The commons were formed from mutual agreement between the commoners and the landowner (and the land). The importance of self-regulation and abiding by non-formal but established self-organised rules ensured that the land was never over exploited so that the land’s longevity and health would continue. A symbiotic relationship formed between the land (seasonal shifts), commoner and manor lord.

The qualities and structures of operation in terms of collective assembly are useful today in redefining our understanding and common perception of “institution” and can also give cues as to how might a new form of collective action institution create a new common domain (be it material and related to the land, or immaterial and focused within the sphere’s of knowledge and creativity). Elinor Ostrom underlined many of the features of a self-governing, self-organising institutional approach to resources7. Her argument was in opposition to Garrett’s “Tragedy of the Commons” who didn’t believe the notion of the commons were self-sustainable because of individual selfishness. Rather than starting from the assumption that the users of common resources are helpless without an outside authority intervening to protect them from themselves, she believed that individuals had the capacity to “extricate themselves from various types of dilemma situations varies from situation to situation,” . This idea, in favour for the common people and the commons can question the legitimacy of elitist operations that occur in the middle of our city yet, ones which we have no control over.
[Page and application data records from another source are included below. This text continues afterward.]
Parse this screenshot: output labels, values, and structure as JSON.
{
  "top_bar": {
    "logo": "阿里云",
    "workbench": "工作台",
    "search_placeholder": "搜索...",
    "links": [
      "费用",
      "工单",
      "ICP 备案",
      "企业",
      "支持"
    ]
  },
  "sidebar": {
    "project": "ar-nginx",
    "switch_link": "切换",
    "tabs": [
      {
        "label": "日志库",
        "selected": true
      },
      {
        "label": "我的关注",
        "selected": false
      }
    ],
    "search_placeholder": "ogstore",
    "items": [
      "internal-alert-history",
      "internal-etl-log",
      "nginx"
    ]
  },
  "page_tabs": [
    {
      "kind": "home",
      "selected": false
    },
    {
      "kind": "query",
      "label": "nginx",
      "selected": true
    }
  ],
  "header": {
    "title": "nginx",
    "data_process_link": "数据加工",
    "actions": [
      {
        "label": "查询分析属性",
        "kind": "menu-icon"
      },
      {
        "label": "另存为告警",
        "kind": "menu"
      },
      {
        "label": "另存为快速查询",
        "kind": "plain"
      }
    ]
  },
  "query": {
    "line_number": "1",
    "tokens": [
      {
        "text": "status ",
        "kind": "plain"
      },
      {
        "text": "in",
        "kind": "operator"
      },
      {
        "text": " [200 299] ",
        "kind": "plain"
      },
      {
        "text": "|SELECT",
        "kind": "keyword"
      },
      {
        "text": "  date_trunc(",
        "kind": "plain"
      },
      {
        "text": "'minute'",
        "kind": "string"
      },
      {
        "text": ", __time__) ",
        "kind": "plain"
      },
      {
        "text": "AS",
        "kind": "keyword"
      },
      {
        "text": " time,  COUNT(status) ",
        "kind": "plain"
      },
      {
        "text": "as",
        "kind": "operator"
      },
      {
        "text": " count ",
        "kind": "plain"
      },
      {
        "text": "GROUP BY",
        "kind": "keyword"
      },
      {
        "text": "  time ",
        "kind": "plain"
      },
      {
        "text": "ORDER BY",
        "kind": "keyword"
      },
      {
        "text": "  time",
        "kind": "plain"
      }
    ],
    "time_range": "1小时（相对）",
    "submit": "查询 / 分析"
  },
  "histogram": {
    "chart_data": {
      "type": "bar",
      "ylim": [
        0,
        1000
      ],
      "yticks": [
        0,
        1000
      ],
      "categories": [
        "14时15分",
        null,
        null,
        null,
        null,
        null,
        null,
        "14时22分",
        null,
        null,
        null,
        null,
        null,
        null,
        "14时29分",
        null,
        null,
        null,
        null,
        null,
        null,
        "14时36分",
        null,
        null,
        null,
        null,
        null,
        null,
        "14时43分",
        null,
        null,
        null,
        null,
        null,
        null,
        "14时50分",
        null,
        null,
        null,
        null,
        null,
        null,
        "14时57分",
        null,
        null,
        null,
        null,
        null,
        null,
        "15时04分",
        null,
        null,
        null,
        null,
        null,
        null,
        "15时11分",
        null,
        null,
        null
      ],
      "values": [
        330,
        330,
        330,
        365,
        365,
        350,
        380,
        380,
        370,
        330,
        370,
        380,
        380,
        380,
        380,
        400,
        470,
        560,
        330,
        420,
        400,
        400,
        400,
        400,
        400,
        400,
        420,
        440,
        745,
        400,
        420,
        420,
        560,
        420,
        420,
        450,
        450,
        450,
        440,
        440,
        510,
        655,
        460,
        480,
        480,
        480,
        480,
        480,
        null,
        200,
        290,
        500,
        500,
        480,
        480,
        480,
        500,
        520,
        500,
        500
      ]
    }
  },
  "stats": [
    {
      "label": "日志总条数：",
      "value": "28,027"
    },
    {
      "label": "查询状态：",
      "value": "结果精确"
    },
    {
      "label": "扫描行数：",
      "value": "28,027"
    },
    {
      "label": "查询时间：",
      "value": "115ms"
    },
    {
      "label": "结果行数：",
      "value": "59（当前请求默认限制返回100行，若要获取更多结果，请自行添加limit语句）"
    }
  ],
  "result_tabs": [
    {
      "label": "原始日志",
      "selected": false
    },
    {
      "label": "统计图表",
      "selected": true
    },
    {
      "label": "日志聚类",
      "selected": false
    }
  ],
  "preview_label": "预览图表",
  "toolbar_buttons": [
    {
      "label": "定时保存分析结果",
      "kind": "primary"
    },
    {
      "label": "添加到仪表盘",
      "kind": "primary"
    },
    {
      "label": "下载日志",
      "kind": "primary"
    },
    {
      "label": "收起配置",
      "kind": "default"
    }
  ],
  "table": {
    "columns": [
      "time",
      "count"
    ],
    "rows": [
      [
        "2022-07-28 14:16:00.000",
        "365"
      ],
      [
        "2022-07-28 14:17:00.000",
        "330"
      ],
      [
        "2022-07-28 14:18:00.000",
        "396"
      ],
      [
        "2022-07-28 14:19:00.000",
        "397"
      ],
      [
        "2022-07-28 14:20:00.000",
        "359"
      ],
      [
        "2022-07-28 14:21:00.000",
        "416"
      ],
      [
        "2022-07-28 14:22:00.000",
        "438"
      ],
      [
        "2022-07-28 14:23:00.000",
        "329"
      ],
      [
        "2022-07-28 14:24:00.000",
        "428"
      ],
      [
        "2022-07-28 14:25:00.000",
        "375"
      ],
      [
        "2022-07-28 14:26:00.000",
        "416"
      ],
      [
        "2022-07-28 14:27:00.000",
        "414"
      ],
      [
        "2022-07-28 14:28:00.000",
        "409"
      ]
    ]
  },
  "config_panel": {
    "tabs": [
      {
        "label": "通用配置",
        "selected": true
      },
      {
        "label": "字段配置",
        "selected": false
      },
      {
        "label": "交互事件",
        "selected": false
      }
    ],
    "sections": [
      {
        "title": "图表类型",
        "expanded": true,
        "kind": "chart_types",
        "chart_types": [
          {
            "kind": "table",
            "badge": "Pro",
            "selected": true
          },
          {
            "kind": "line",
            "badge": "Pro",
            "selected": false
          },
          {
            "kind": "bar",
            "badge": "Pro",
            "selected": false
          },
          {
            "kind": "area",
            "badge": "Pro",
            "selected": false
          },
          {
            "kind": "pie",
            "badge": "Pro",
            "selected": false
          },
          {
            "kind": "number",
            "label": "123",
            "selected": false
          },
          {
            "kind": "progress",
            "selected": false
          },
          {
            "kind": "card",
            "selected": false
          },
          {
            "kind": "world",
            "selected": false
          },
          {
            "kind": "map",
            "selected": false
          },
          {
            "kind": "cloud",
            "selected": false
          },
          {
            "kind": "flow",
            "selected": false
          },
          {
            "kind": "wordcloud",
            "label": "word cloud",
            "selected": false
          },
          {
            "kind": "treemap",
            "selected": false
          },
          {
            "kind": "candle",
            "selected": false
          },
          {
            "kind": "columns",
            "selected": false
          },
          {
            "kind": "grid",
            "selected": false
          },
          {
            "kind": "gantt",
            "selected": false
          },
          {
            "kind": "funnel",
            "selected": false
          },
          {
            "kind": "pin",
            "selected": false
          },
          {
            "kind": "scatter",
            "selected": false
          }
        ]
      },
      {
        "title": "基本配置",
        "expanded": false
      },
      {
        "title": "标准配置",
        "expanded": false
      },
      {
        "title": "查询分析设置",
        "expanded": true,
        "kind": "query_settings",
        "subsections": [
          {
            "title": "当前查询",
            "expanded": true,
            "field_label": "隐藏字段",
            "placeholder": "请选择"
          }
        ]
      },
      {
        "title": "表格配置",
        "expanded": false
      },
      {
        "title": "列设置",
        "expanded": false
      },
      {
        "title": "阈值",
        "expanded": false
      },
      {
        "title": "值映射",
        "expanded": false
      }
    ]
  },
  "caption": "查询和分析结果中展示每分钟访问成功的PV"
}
1.     Topping Ceremony of the Salter’s Hall
2.    Sovay BERRIMAN, 2003, Sculpture, Rock Salt
3.    Becky WHITMORE, 2012, Sculpture, Inhumation (where there is shit, there is power)
4.    Eleanor LINES, 2012, Printmaking, Igneous Amorphous 5.     Wealth geology, City of London


1.    Reith Lectures 1948: Authority and the Individual Bertrand Russell Lecture 1: Social Cohesion and Human Nature
3.    Mercers Company Annual review 2013
4.    City of London statement in a City of London Corporation brochure
5.    Homepage. Available at:
6.    Polanyi, K.,The great transformation the political and economic origins of our time, Beacon Press, 2002 7.    Ostrom, Governing the Commons, Eggertsson and Calvert, 1990